**Task prompt**
Repeat the records in full, exactly.

★ ★ ★

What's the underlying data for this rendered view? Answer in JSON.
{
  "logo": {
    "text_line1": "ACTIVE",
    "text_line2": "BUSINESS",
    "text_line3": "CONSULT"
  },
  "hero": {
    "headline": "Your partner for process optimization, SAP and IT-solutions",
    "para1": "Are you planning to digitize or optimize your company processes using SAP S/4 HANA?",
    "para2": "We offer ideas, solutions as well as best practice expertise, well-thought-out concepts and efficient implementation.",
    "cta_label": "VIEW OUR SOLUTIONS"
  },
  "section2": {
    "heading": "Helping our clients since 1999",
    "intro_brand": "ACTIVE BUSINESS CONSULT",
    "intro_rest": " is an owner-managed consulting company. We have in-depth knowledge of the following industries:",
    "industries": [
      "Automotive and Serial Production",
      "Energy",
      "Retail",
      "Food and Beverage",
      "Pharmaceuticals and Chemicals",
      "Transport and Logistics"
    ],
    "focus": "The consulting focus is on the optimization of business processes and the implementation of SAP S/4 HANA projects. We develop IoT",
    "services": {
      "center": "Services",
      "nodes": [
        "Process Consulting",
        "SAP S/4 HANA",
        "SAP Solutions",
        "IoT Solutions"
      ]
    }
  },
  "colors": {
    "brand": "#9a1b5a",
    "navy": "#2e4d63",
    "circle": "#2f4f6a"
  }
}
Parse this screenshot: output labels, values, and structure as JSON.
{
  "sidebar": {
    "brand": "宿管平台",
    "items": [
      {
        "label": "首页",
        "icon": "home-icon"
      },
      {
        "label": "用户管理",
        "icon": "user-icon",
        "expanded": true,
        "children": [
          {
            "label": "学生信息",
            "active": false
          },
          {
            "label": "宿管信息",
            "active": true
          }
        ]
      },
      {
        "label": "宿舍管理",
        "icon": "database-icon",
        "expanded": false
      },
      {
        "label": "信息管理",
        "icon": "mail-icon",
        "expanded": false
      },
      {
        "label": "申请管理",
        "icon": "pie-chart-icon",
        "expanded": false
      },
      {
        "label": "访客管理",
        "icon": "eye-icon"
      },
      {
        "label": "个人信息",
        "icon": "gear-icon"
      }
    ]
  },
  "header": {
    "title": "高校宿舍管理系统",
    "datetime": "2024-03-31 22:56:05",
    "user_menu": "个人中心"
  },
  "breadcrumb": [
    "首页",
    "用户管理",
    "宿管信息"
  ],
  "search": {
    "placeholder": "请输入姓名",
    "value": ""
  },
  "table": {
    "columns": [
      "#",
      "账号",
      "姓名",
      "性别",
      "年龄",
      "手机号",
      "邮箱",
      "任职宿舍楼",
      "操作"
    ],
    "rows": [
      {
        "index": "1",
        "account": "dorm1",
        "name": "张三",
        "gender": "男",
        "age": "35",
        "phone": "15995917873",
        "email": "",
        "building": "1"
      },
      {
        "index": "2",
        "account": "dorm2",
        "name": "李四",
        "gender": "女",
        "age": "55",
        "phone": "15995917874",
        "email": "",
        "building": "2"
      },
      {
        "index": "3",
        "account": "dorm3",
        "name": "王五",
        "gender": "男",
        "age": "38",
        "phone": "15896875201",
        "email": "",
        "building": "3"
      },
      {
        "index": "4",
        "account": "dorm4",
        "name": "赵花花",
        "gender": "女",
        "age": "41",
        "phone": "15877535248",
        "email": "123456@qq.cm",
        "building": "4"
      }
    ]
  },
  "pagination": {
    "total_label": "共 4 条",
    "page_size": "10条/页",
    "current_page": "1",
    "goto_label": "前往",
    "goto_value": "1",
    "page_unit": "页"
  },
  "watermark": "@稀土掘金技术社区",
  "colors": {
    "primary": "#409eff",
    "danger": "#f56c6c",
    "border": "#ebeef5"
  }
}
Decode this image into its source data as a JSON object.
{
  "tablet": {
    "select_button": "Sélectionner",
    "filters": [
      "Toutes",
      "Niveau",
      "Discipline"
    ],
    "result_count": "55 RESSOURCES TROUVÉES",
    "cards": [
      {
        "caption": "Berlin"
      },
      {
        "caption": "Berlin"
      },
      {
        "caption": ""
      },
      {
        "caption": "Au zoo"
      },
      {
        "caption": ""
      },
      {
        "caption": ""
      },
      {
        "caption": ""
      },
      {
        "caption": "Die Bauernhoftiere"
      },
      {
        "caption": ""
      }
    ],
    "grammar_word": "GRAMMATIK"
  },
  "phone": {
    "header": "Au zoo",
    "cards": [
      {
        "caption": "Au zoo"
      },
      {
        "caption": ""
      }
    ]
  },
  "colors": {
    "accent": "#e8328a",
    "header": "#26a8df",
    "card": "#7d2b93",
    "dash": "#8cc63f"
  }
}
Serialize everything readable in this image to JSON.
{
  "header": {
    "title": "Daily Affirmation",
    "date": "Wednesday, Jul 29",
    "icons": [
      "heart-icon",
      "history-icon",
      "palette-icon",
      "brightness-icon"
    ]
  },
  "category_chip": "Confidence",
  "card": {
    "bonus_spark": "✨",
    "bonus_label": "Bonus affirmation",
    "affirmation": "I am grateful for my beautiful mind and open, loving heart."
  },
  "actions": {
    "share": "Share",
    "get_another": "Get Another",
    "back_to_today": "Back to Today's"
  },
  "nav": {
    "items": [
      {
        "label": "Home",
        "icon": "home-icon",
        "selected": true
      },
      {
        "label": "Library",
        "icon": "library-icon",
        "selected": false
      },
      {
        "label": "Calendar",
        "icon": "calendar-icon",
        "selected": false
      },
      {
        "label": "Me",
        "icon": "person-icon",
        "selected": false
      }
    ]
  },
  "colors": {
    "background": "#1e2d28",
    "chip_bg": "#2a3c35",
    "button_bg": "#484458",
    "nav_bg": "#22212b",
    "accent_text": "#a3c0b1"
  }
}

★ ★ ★

**Result of this task**
What's the underlying data for this rendered view? Answer in JSON.
{
  "logo": {
    "text_line1": "ACTIVE",
    "text_line2": "BUSINESS",
    "text_line3": "CONSULT"
  },
  "hero": {
    "headline": "Your partner for process optimization, SAP and IT-solutions",
    "para1": "Are you planning to digitize or optimize your company processes using SAP S/4 HANA?",
    "para2": "We offer ideas, solutions as well as best practice expertise, well-thought-out concepts and efficient implementation.",
    "cta_label": "VIEW OUR SOLUTIONS"
  },
  "section2": {
    "heading": "Helping our clients since 1999",
    "intro_brand": "ACTIVE BUSINESS CONSULT",
    "intro_rest": " is an owner-managed consulting company. We have in-depth knowledge of the following industries:",
    "industries": [
      "Automotive and Serial Production",
      "Energy",
      "Retail",
      "Food and Beverage",
      "Pharmaceuticals and Chemicals",
      "Transport and Logistics"
    ],
    "focus": "The consulting focus is on the optimization of business processes and the implementation of SAP S/4 HANA projects. We develop IoT",
    "services": {
      "center": "Services",
      "nodes": [
        "Process Consulting",
        "SAP S/4 HANA",
        "SAP Solutions",
        "IoT Solutions"
      ]
    }
  },
  "colors": {
    "brand": "#9a1b5a",
    "navy": "#2e4d63",
    "circle": "#2f4f6a"
  }
}
Parse this screenshot: output labels, values, and structure as JSON.
{
  "sidebar": {
    "brand": "宿管平台",
    "items": [
      {
        "label": "首页",
        "icon": "home-icon"
      },
      {
        "label": "用户管理",
        "icon": "user-icon",
        "expanded": true,
        "children": [
          {
            "label": "学生信息",
            "active": false
          },
          {
            "label": "宿管信息",
            "active": true
          }
        ]
      },
      {
        "label": "宿舍管理",
        "icon": "database-icon",
        "expanded": false
      },
      {
        "label": "信息管理",
        "icon": "mail-icon",
        "expanded": false
      },
      {
        "label": "申请管理",
        "icon": "pie-chart-icon",
        "expanded": false
      },
      {
        "label": "访客管理",
        "icon": "eye-icon"
      },
      {
        "label": "个人信息",
        "icon": "gear-icon"
      }
    ]
  },
  "header": {
    "title": "高校宿舍管理系统",
    "datetime": "2024-03-31 22:56:05",
    "user_menu": "个人中心"
  },
  "breadcrumb": [
    "首页",
    "用户管理",
    "宿管信息"
  ],
  "search": {
    "placeholder": "请输入姓名",
    "value": ""
  },
  "table": {
    "columns": [
      "#",
      "账号",
      "姓名",
      "性别",
      "年龄",
      "手机号",
      "邮箱",
      "任职宿舍楼",
      "操作"
    ],
    "rows": [
      {
        "index": "1",
        "account": "dorm1",
        "name": "张三",
        "gender": "男",
        "age": "35",
        "phone": "15995917873",
        "email": "",
        "building": "1"
      },
      {
        "index": "2",
        "account": "dorm2",
        "name": "李四",
        "gender": "女",
        "age": "55",
        "phone": "15995917874",
        "email": "",
        "building": "2"
      },
      {
        "index": "3",
        "account": "dorm3",
        "name": "王五",
        "gender": "男",
        "age": "38",
        "phone": "15896875201",
        "email": "",
        "building": "3"
      },
      {
        "index": "4",
        "account": "dorm4",
        "name": "赵花花",
        "gender": "女",
        "age": "41",
        "phone": "15877535248",
        "email": "123456@qq.cm",
        "building": "4"
      }
    ]
  },
  "pagination": {
    "total_label": "共 4 条",
    "page_size": "10条/页",
    "current_page": "1",
    "goto_label": "前往",
    "goto_value": "1",
    "page_unit": "页"
  },
  "watermark": "@稀土掘金技术社区",
  "colors": {
    "primary": "#409eff",
    "danger": "#f56c6c",
    "border": "#ebeef5"
  }
}
Decode this image into its source data as a JSON object.
{
  "tablet": {
    "select_button": "Sélectionner",
    "filters": [
      "Toutes",
      "Niveau",
      "Discipline"
    ],
    "result_count": "55 RESSOURCES TROUVÉES",
    "cards": [
      {
        "caption": "Berlin"
      },
      {
        "caption": "Berlin"
      },
      {
        "caption": ""
      },
      {
        "caption": "Au zoo"
      },
      {
        "caption": ""
      },
      {
        "caption": ""
      },
      {
        "caption": ""
      },
      {
        "caption": "Die Bauernhoftiere"
      },
      {
        "caption": ""
      }
    ],
    "grammar_word": "GRAMMATIK"
  },
  "phone": {
    "header": "Au zoo",
    "cards": [
      {
        "caption": "Au zoo"
      },
      {
        "caption": ""
      }
    ]
  },
  "colors": {
    "accent": "#e8328a",
    "header": "#26a8df",
    "card": "#7d2b93",
    "dash": "#8cc63f"
  }
}
Serialize everything readable in this image to JSON.
{
  "header": {
    "title": "Daily Affirmation",
    "date": "Wednesday, Jul 29",
    "icons": [
      "heart-icon",
      "history-icon",
      "palette-icon",
      "brightness-icon"
    ]
  },
  "category_chip": "Confidence",
  "card": {
    "bonus_spark": "✨",
    "bonus_label": "Bonus affirmation",
    "affirmation": "I am grateful for my beautiful mind and open, loving heart."
  },
  "actions": {
    "share": "Share",
    "get_another": "Get Another",
    "back_to_today": "Back to Today's"
  },
  "nav": {
    "items": [
      {
        "label": "Home",
        "icon": "home-icon",
        "selected": true
      },
      {
        "label": "Library",
        "icon": "library-icon",
        "selected": false
      },
      {
        "label": "Calendar",
        "icon": "calendar-icon",
        "selected": false
      },
      {
        "label": "Me",
        "icon": "person-icon",
        "selected": false
      }
    ]
  },
  "colors": {
    "background": "#1e2d28",
    "chip_bg": "#2a3c35",
    "button_bg": "#484458",
    "nav_bg": "#22212b",
    "accent_text": "#a3c0b1"
  }
}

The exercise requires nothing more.